“I will have mercy, and not sacrifice.”

Matthew 9:13

Last Sunday, LDS parents around the world sat in Gospel Doctrine praising Abraham’s exact obedience as demonstrated by his willingness to sacrifice his son, Isaac.* LDS children around the world may have been feeling a bit concerned about the story, but I’m sure their teachers did their best to help the kids see what a great example Abraham was. 

I think a lot about this story, and wonder if we are getting the exact opposite message from it that we are supposed to. Instead of reading this as a story about how we, like Abraham, should be willing to sacrifice anything if asked to by God (or Church leaders …), perhaps we should be reading this story as a witness that God will never ask us to sacrifice our children. Perhaps the lesson Abraham needed to learn was not to be obedient to harsh and inscrutable commands, but that the God of Israel is a loving God unlike the one of his own childhood. And perhaps the sacrifice Abraham needed to make was not of his child, but of his previous conception of God. As Adam Miller put it, “At some point, God will ask you to sacrifice on his altar not only your stories about your own life but your version of his stories as well.”

I know that this reading of the story is difficult in light of the scriptures’ apparent claim that God is the one who told Abraham to make the sacrifice, and then rewarded him for his willingness to obey. I’m not sure how to explain that away. Was Abraham delusional? Was the intent of the authors actually to encourage the typical set of lessons (obedience) but God is whispering the true story of God’s love through the verses to those who will listen?

Lindsey Hansen Park said something about religious trauma a few weeks ago that has stuck with me and I think may illuminate this story. She wrote, in response to the Wilcox fireside:

A lot has already been said about the (now infamous) Brad Wilcox fireside talk. Mostly about his egregious remarks defending the priesthood/temple ban, his disgusting sexism and more.

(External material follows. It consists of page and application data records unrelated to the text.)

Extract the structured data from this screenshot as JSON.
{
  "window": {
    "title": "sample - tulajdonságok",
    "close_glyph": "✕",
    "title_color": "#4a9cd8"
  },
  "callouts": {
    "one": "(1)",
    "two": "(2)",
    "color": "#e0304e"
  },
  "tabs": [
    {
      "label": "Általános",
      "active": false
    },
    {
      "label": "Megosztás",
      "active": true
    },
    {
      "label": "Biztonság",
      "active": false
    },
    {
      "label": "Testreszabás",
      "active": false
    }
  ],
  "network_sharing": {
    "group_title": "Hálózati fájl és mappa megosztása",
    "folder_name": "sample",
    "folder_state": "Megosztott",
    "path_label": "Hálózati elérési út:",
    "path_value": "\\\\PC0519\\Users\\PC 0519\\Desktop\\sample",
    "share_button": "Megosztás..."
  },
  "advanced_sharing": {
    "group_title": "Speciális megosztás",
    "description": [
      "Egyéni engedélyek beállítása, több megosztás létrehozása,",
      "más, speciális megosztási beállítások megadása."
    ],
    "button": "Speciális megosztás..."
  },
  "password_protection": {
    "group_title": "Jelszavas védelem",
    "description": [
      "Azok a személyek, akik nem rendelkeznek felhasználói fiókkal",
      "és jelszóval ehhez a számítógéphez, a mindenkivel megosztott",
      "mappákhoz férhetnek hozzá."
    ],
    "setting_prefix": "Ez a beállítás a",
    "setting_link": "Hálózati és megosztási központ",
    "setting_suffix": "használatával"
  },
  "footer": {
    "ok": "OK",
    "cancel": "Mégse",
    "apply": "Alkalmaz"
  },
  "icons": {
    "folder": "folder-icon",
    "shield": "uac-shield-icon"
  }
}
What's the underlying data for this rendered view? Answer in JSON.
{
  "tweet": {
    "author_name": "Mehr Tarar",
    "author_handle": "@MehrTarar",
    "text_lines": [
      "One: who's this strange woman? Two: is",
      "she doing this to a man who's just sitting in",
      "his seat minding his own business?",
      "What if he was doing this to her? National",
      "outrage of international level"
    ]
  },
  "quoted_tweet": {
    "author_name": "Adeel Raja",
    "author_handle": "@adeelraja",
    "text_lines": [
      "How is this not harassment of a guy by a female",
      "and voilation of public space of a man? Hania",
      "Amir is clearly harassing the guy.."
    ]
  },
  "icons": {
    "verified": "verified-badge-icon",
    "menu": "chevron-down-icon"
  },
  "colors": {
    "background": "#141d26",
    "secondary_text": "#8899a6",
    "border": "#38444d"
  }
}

I feel like that talk contains all the worst parts of my childhood church. 

I’m still struck by the fear and anger in his voice. The intensity and urgency behind how he talked about apostasy and doubt. It was binary. This splitting, black and white thinking: The church is either the most true church or completely false. You stay or you leave. You don’t question god, and if you do, walk away from everything.

Whenever I hear such reasoning, I’m reminded that logic like this is a result of a traumatized brain. Unprocessed trauma leads the brain to be unable to see other choices, nuance and options.

The most generosity I can give Brother Wilcox (although I don’t think he deserves it after spewing such hatred to youth, especially in a position of authority), is that he’s clearly spent a lifetime traumatized by his own faith. It’s so obvious in his logic and reasoning that he confuses fear with love. He’s adopted a theology of pain, passed down from generations of Mormon trauma that accepts that God asks cruel things and it is us who has to call cruelty like that, love.

One of the biggest tragedies in Mormonism for me (mostly because I live in its wake) is all the unprocessed generations of trauma that has been codified as theology. It’s unnecessary and dangerous. If you look at the history, it’s the same- our leaders take their unprocessed trauma and preach it over the pulpit as God’s love.

I wonder if Abraham’s story is an example of that – of unprocessed trauma being mistaken for theology – whether of his own trauma (in the Book of Abraham in the Pearl of Great Price, Abraham himself was offered as a child sacrifice by wicked priests) or the trauma of the men who first spoke and later wrote this story down in Genesis.  

Either way, going back to the interpretation, I see Abraham’s God of sacrifice play out in unhealthy ways in our congregations. Too often, I see that we are willing to sacrifice our children in response to what we believe is a hard thing God is asking us. We interpret the objection in our hearts as a trial that we have to overcome, as proof that this is a really hard thing God is asking us to do, but we never stop to question whether those misgivings are actually warnings telling us “this is not right. This is not God.” Sometimes it seems the more miserable a Church requirement makes us, the more convinced we are that it must be our cross to bear. What if the misery is telling us the opposite – what if it is trying to warn to us that this ask never came from God in the first place? So often we go on sacrificing our children, but there is no ram in the thicket to save them and no angel appears to stay the knife.

  • Did you discuss this story at Church? Were there other interpretations put forward?
  • Have you seen examples where LDS folks (or other religious people) have a mindset that God will ask them to do terrible things? Or have you seen the opposite?
  • Have you ever had an experience where you felt like you had to sacrifice your concept of God to make way for truer one?
  • Do you think God really told Abraham to sacrifice Isaac? Was Abraham crazy? Why was this story told the way it was?


*If your class focused on Lot’s “worldly” wife instead, here’s an excellent reinterpretation of that story.